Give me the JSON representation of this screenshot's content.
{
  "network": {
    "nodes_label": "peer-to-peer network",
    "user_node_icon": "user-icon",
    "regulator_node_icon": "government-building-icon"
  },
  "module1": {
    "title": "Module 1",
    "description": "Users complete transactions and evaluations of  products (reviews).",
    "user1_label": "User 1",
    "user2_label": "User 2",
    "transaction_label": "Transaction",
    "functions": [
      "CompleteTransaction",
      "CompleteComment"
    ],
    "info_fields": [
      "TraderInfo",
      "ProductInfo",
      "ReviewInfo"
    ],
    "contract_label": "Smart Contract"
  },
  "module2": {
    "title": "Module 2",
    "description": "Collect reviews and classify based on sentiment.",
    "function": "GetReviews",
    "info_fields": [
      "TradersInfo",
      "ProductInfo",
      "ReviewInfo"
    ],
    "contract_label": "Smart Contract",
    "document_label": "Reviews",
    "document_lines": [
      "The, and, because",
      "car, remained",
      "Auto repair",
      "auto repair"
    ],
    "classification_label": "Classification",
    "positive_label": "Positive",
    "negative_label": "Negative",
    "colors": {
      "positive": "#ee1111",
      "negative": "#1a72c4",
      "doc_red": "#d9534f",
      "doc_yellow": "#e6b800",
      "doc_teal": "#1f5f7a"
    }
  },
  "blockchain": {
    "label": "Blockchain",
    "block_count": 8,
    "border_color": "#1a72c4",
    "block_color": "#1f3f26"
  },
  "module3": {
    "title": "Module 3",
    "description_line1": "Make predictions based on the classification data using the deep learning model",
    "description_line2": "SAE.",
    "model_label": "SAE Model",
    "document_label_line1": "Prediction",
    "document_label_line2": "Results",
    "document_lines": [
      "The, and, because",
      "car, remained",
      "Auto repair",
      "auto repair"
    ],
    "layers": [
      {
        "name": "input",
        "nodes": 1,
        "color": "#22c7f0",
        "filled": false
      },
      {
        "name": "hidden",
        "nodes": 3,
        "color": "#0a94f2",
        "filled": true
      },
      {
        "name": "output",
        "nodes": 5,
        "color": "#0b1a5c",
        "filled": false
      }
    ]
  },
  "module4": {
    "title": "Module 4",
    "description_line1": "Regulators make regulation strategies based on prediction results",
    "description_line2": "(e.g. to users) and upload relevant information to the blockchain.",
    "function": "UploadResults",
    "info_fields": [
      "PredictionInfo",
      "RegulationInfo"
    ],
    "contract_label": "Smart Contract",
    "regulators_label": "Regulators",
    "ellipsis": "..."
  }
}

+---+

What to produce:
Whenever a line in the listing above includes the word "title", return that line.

The completed task:
    "title": "Module 1",
    "title": "Module 2",
    "title": "Module 3",
    "title": "Module 4",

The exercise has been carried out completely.